● **EXERCISE**
From the entries below, copy out all lines holding "Print".

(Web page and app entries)
------------------------------

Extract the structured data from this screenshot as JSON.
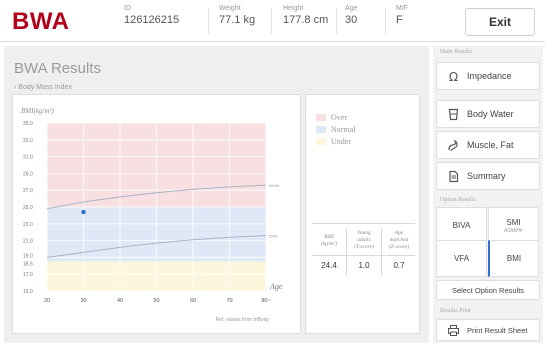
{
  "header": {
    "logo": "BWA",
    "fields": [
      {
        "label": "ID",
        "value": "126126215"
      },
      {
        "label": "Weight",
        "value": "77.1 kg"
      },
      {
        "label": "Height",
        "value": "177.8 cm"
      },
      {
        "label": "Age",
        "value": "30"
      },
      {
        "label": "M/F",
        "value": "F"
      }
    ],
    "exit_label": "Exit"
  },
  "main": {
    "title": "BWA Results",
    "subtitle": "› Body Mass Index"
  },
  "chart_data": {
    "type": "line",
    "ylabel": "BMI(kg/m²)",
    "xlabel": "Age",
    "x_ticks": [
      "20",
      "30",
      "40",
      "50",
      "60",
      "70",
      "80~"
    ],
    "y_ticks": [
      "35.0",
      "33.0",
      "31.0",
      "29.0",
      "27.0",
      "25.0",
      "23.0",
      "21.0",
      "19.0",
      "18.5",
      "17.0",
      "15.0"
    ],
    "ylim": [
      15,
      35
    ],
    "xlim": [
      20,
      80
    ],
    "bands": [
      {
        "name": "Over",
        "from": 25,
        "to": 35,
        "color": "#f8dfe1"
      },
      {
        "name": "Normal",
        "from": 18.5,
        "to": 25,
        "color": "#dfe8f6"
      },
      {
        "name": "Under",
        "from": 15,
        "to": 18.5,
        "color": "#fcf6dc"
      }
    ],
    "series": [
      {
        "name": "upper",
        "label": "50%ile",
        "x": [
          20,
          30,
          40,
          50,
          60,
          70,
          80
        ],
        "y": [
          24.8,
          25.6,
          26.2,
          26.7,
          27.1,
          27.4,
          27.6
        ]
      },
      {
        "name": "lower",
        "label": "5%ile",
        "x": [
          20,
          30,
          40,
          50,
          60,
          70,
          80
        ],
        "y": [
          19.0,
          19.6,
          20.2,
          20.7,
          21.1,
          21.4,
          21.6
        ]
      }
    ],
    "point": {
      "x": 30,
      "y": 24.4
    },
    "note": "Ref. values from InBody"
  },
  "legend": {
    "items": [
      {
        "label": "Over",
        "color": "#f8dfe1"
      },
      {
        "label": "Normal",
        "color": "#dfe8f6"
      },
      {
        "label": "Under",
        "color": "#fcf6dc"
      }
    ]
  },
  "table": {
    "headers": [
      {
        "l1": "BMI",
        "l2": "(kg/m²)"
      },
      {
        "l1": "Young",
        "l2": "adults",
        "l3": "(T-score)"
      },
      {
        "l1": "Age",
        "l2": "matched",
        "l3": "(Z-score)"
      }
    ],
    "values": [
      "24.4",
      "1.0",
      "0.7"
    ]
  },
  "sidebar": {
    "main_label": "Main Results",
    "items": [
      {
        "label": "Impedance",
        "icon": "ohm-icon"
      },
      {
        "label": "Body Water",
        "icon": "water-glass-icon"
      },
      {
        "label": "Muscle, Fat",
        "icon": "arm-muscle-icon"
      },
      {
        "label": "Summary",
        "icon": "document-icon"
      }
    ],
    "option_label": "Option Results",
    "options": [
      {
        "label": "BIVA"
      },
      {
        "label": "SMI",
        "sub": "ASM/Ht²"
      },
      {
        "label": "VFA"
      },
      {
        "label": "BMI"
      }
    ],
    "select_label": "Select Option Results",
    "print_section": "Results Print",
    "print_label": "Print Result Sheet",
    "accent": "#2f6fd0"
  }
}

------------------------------

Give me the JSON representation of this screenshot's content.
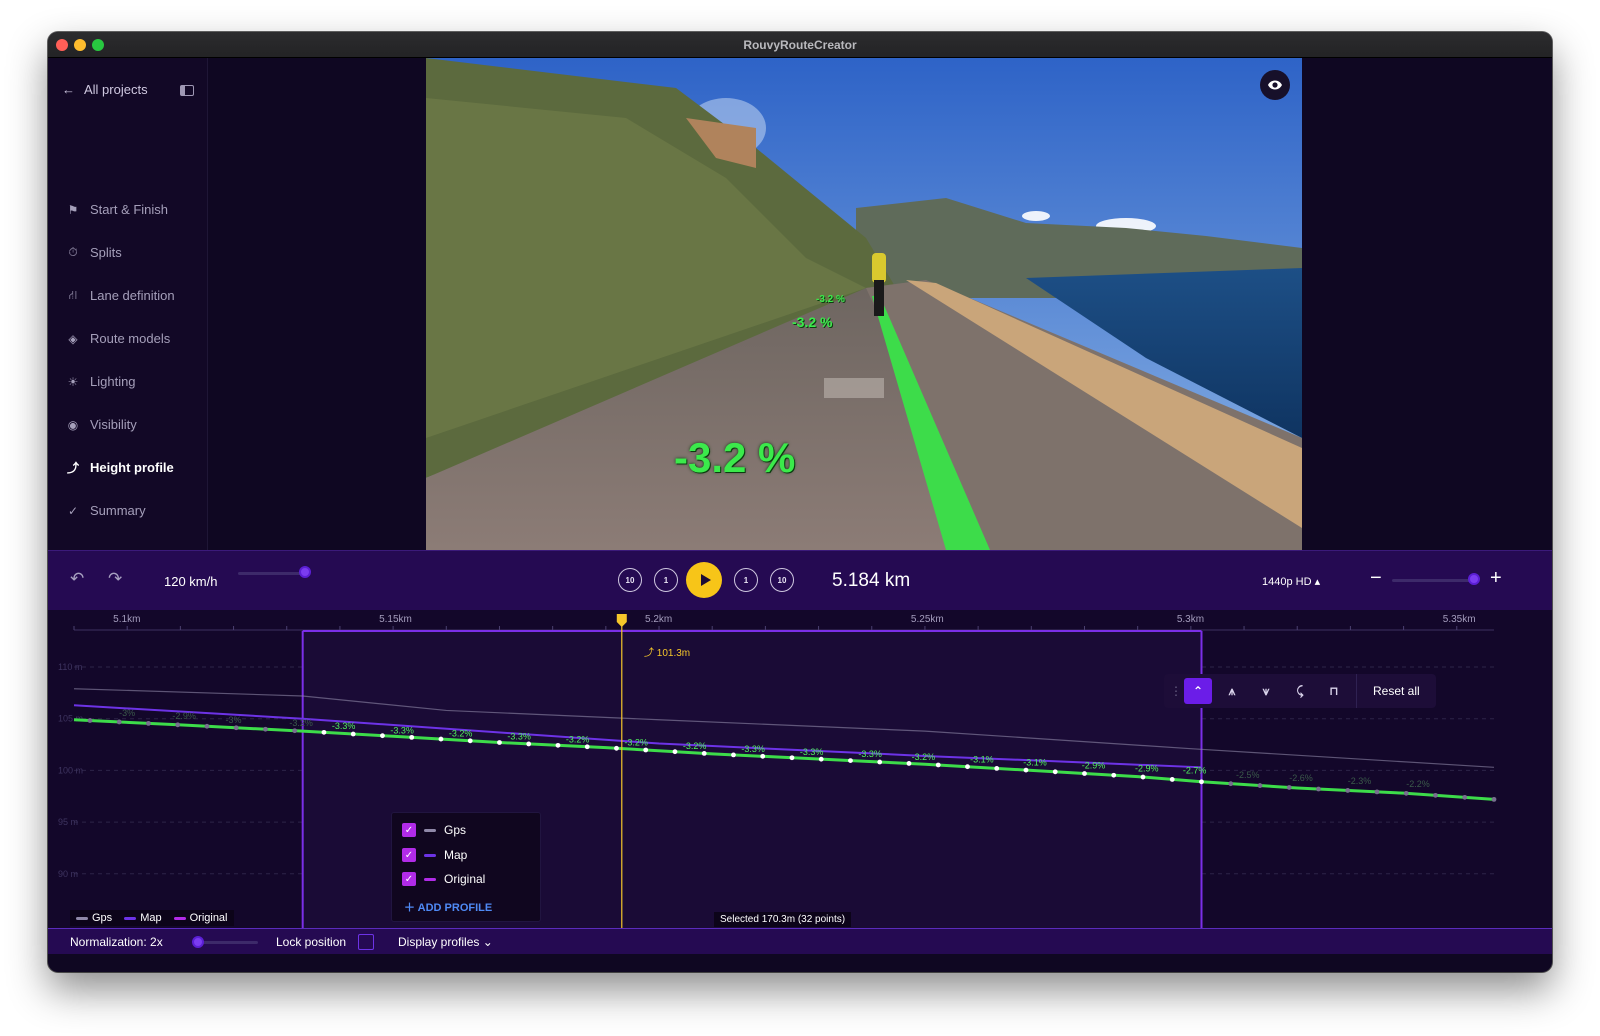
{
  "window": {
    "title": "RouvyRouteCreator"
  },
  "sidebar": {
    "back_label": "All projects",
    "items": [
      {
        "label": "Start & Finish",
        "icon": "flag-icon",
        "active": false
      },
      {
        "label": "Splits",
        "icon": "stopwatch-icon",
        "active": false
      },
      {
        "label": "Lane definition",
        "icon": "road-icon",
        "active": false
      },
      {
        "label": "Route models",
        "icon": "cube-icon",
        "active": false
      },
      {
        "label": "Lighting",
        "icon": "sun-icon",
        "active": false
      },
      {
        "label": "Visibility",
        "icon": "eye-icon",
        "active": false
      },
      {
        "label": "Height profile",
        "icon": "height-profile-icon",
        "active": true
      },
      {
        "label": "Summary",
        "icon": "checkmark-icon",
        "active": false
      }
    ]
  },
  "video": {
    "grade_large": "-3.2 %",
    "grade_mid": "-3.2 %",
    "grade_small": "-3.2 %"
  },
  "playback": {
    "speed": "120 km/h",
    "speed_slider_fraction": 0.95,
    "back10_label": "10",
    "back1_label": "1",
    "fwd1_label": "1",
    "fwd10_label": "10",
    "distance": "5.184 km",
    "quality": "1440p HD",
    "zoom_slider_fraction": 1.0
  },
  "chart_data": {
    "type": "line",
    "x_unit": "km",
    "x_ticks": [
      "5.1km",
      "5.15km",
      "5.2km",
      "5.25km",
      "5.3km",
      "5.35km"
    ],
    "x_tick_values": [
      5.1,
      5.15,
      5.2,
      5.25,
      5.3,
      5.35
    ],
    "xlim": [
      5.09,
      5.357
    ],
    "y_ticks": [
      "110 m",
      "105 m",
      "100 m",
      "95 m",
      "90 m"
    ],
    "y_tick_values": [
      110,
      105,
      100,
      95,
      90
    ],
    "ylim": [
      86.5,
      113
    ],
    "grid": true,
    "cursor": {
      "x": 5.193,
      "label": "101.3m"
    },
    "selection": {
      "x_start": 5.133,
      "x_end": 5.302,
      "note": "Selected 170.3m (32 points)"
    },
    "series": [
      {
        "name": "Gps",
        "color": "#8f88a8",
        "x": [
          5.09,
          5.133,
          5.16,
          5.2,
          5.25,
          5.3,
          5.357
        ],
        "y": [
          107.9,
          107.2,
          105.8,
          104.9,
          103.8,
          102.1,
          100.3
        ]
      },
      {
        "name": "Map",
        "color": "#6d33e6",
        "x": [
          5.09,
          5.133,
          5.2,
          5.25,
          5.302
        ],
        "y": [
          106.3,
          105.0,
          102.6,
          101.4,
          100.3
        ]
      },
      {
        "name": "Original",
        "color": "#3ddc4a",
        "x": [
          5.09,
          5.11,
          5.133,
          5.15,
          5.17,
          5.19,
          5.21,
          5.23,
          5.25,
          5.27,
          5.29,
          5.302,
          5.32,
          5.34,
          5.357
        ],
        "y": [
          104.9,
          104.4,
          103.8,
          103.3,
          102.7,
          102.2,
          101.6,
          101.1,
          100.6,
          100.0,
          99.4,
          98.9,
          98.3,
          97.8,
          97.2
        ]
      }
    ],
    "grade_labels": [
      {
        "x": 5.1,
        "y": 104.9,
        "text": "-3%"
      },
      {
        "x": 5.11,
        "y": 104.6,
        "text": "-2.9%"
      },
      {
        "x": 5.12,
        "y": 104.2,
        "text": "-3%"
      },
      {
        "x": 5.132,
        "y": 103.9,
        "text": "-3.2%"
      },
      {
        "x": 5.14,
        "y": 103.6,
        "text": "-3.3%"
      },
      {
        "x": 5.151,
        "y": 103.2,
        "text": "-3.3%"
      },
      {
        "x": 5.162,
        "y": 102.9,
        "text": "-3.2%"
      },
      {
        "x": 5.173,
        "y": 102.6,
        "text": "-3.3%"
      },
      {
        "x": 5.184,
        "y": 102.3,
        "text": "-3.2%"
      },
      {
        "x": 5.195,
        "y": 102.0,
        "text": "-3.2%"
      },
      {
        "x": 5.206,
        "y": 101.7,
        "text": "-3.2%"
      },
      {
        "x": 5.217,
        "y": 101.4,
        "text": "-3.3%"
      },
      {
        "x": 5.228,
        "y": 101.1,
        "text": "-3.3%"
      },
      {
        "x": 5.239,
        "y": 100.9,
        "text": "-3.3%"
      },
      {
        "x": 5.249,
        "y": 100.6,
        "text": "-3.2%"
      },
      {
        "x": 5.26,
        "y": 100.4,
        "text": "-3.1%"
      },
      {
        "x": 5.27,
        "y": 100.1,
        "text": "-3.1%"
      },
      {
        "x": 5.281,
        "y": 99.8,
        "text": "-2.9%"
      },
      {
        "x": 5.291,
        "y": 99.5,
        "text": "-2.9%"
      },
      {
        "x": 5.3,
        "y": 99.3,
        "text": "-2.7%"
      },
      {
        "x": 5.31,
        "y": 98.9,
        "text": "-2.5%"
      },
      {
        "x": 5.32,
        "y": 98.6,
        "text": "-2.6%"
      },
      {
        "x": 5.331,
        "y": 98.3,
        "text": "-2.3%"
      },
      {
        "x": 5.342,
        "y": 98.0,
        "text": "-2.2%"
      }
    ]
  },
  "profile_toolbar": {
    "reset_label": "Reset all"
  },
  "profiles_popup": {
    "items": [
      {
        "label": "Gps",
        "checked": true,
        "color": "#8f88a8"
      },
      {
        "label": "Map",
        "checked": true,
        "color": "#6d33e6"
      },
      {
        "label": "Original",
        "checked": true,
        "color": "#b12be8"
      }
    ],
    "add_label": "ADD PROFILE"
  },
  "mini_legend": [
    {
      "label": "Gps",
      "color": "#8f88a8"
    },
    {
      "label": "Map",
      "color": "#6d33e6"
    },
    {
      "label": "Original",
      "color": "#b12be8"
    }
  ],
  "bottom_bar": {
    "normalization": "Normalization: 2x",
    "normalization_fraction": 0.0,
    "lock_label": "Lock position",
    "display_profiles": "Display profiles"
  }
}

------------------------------

● **ANSWER BOX**
    "print_section": "Results Print",
    "print_label": "Print Result Sheet",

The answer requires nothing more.